As Queen Victoria’s consort, Prince Albert was the original First Husband. He’s also one of modern menswear’s first great icons; for proof, you need look no further than the slipper that bears his name.
When he was born in 1819, few would have imagined that Francis Albert Augustus Charles Emmanuel of Saxe-Coburg and Gotha would make much of a mark on the world. The second son of a minor German duke, he should have lived a quiet, comfortably-off life – and died a quiet, comfortably-off death. But instead, a combination of shrewd marriages and unexpected fatalities saw his family rocket right to the top tier of 19th century European royalty. And so, aged just 21, Albert found himself married to England’s new queen.
Victoria was madly in love with her new husband. But it would take her subjects a little longer to warm to him. Gradually, though, Albert won the nation over. He popularised German traditions like carol-singing and Christmas trees – traditions which are now an integral part of British life. He encouraged projects to provide better living conditions for the working class, championed the improvement of the education system at all levels, masterminded the triumphant Great Exhibition of 1851, and laid the foundations for the great museum quarter at South Kensington – a district that, even today, is known as Albertopolis.

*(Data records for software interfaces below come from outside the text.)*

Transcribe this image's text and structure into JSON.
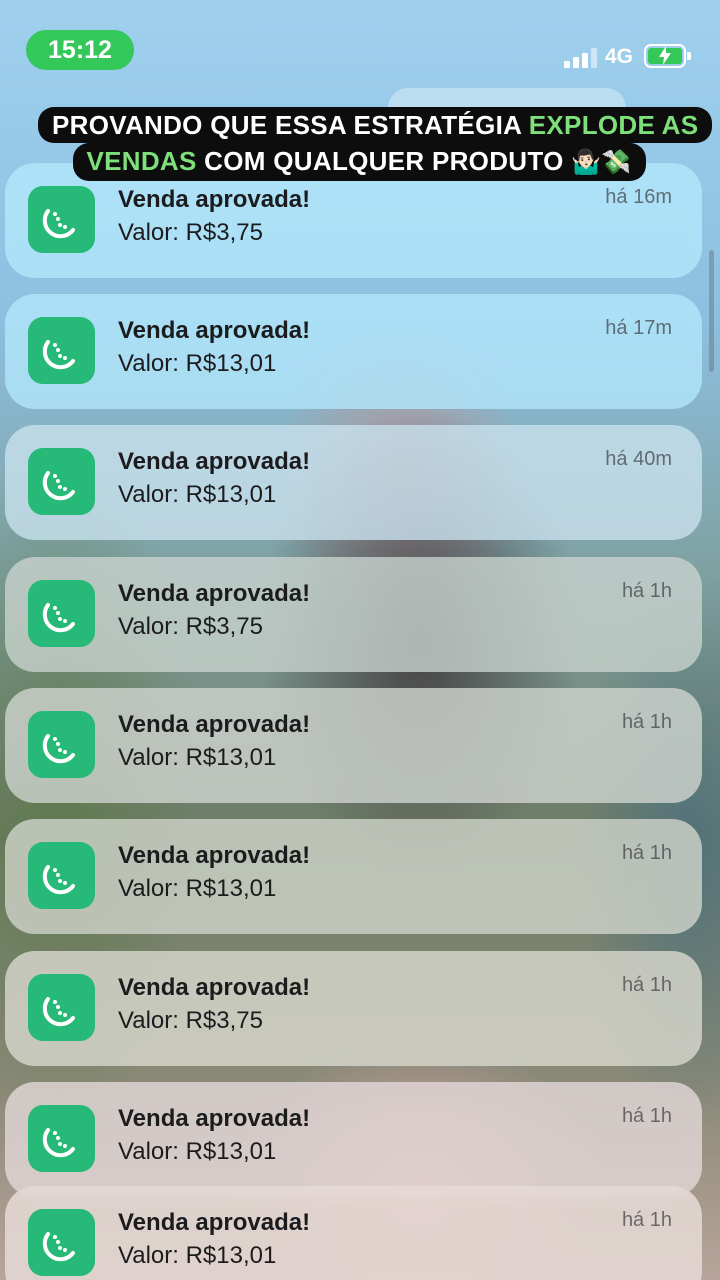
{
  "status_bar": {
    "time": "15:12",
    "network": "4G",
    "time_pill_color": "#34c759",
    "battery_color": "#34c759"
  },
  "caption": {
    "part1": "PROVANDO QUE ESSA ESTRATÉGIA ",
    "highlight1": "EXPLODE AS",
    "highlight2": "VENDAS",
    "part2": " COM QUALQUER PRODUTO ",
    "emoji": "🤷🏻‍♂️💸",
    "highlight_color": "#7ee07a"
  },
  "app": {
    "icon": "lime-slice-icon",
    "brand_color": "#27b977"
  },
  "notifications": [
    {
      "title": "Venda aprovada!",
      "body": "Valor: R$3,75",
      "time": "há 16m"
    },
    {
      "title": "Venda aprovada!",
      "body": "Valor: R$13,01",
      "time": "há 17m"
    },
    {
      "title": "Venda aprovada!",
      "body": "Valor: R$13,01",
      "time": "há 40m"
    },
    {
      "title": "Venda aprovada!",
      "body": "Valor: R$3,75",
      "time": "há 1h"
    },
    {
      "title": "Venda aprovada!",
      "body": "Valor: R$13,01",
      "time": "há 1h"
    },
    {
      "title": "Venda aprovada!",
      "body": "Valor: R$13,01",
      "time": "há 1h"
    },
    {
      "title": "Venda aprovada!",
      "body": "Valor: R$3,75",
      "time": "há 1h"
    },
    {
      "title": "Venda aprovada!",
      "body": "Valor: R$13,01",
      "time": "há 1h"
    },
    {
      "title": "Venda aprovada!",
      "body": "Valor: R$13,01",
      "time": "há 1h"
    }
  ]
}
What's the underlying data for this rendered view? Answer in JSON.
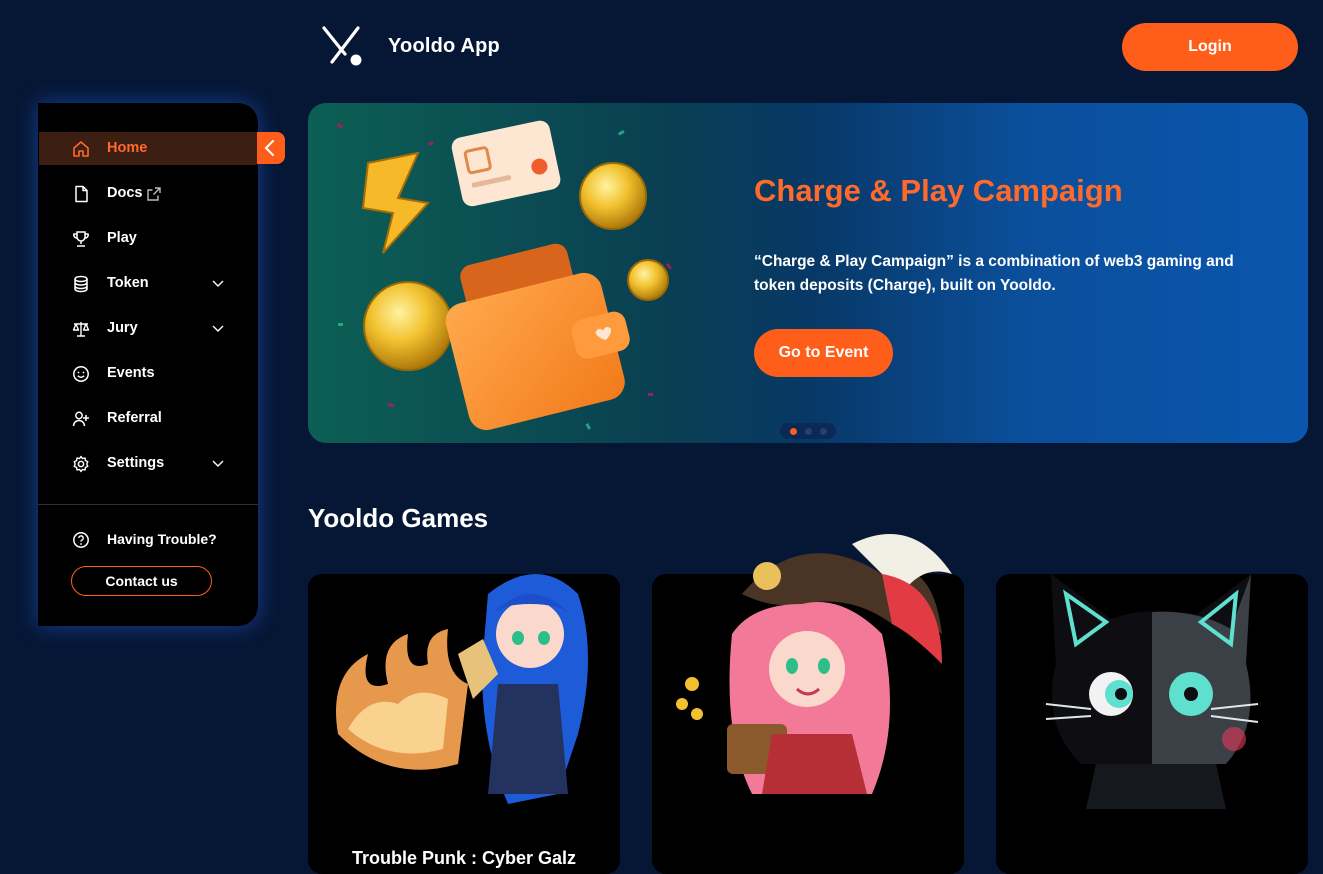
{
  "header": {
    "app_title": "Yooldo App",
    "login_label": "Login"
  },
  "sidebar": {
    "items": [
      {
        "label": "Home",
        "icon": "home-icon",
        "active": true
      },
      {
        "label": "Docs",
        "icon": "document-icon",
        "external": true
      },
      {
        "label": "Play",
        "icon": "trophy-icon"
      },
      {
        "label": "Token",
        "icon": "coins-stack-icon",
        "expandable": true
      },
      {
        "label": "Jury",
        "icon": "scales-icon",
        "expandable": true
      },
      {
        "label": "Events",
        "icon": "smiley-icon"
      },
      {
        "label": "Referral",
        "icon": "add-user-icon"
      },
      {
        "label": "Settings",
        "icon": "gear-icon",
        "expandable": true
      }
    ],
    "help_label": "Having Trouble?",
    "contact_label": "Contact us"
  },
  "banner": {
    "title": "Charge & Play Campaign",
    "description": "“Charge & Play Campaign” is a combination of web3 gaming and token deposits (Charge), built on Yooldo.",
    "cta_label": "Go to Event",
    "slide_count": 3,
    "active_slide": 1
  },
  "games": {
    "section_title": "Yooldo Games",
    "cards": [
      {
        "title": "Trouble Punk : Cyber Galz"
      },
      {
        "title": ""
      },
      {
        "title": ""
      }
    ]
  },
  "colors": {
    "accent": "#ff5e1a",
    "background": "#061735",
    "panel": "#000000"
  }
}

Tall, slim and handsome, Albert also became a leader of fashion, just as his descendants are today. The prince patronised up-anc-coming Savile Row tailoring establishments like Huntsman, and became known around the world for his exquisitely-cut, subtly luxurious clothes. In the Dictionary of Fashion History, items of clothing named after him take almost an entire page; the listings include Albert boots and collars, overcoats and riding jackets, watch-chains and capes. Many of his style signatures have endured – from the dark, sober lines that continue to dominate mens’ tailoring, right down to now-standard details like touches like button-hole notches in lapels, a detail that’s become standard issue.
But it’s perhaps the Albert slipper that sums up the prince’s legacy best. Slippers had existed, in different shapes and forms, for centuries. At the Great Exhibition, there were displays featuring exotic, sumptuously embellished examples from all over the world, from North America to Turkey and India. But Albert and his contemporaries championed a lean, modern new version which simplified the shape and stripped away all the unnecessary detail. What was left was a quietly luxurious piece of footwear, designed with both comfort and elegance in mind. Lined in silk, trimmed in velvet, and decorated with simple monograms or military braid, it epitomised the new mood sweeping through British society; sophisticated, discreetly opulent, yet relaxed.
It reflected the words Albert would write before his death to the men entrusted with waiting on his son, the Prince of Wales; ‘The appearance, deportment and dress of a gentleman consist perhaps more in the absence of certain offences against good taste, and in careful avoidance of vulgarities and exaggerations of any kind . . . A gentleman does not indulge in careless, self-indulgent, lounging ways, such as lolling in armchairs, or on sofas, slouching in his gait, or placing himself in unbecoming attitudes, with his hands in his pockets, or in any position in which he appears to consult more the idle ease of the moment than the maintenance of the decorum which is characteristic of a polished gentleman. In dress, with scrupulous attention to neatness and good taste, he will never give in to the unfortunately loose and slang style which predominates at the present day. He will . . . take care that his clothes are of the best quality, well-made, and suitable to his rank and position.’
Albert died young, aged just 42. Victoria would mourn him for the rest of her days, and commissioned a series of spectacular memorials across her Empire which still stand testament to his name. Centuries later, little girls are still raised on stories about fairytale princess and glass slippers. But few know the story of the gentleman’s dress slipper – and its real-life handsome prince.